EXERCISE INPUTS Start Marker

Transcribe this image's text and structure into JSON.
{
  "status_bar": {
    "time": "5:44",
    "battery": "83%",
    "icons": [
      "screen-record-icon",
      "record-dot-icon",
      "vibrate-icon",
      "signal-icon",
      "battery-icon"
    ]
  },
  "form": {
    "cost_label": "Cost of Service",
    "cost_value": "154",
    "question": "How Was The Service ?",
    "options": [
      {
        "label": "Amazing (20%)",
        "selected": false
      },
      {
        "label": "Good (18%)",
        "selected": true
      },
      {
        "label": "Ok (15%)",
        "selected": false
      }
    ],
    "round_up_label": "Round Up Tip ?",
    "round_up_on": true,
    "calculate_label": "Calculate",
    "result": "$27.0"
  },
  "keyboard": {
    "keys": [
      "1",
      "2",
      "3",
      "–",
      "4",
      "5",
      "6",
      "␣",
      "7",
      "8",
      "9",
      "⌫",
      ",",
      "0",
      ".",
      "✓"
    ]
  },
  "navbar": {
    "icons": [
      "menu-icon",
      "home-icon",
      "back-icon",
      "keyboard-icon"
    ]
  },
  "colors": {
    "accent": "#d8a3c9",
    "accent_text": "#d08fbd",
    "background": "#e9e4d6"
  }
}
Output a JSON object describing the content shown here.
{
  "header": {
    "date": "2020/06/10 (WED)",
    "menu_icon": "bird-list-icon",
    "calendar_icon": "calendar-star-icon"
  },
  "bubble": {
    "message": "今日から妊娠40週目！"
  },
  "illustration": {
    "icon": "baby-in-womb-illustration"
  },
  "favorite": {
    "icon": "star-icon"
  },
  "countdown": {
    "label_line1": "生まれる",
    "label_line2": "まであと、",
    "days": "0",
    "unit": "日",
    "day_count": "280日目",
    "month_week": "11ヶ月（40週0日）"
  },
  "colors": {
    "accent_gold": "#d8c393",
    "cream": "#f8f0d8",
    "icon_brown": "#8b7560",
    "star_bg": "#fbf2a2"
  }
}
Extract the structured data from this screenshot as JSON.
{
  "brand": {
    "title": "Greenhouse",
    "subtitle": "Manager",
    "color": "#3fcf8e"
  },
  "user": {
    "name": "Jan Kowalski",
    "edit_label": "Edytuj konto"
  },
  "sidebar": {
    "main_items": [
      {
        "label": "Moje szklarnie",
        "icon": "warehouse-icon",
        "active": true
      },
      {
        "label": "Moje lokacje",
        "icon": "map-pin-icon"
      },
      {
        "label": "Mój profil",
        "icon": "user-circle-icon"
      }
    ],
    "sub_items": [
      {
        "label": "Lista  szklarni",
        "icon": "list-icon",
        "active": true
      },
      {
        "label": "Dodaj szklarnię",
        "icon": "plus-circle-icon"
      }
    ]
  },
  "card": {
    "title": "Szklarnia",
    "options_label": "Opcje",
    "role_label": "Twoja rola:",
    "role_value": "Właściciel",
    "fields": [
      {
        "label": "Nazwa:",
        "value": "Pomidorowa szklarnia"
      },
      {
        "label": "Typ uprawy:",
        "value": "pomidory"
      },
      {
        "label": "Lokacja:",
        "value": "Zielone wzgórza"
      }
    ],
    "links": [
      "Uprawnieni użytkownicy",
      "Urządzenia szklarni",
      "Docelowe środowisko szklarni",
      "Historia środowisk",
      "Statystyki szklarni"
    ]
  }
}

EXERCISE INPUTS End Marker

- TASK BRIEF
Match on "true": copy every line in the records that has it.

- TASK ANSWER
        "selected": true
    "round_up_on": true,
        "active": true
        "active": true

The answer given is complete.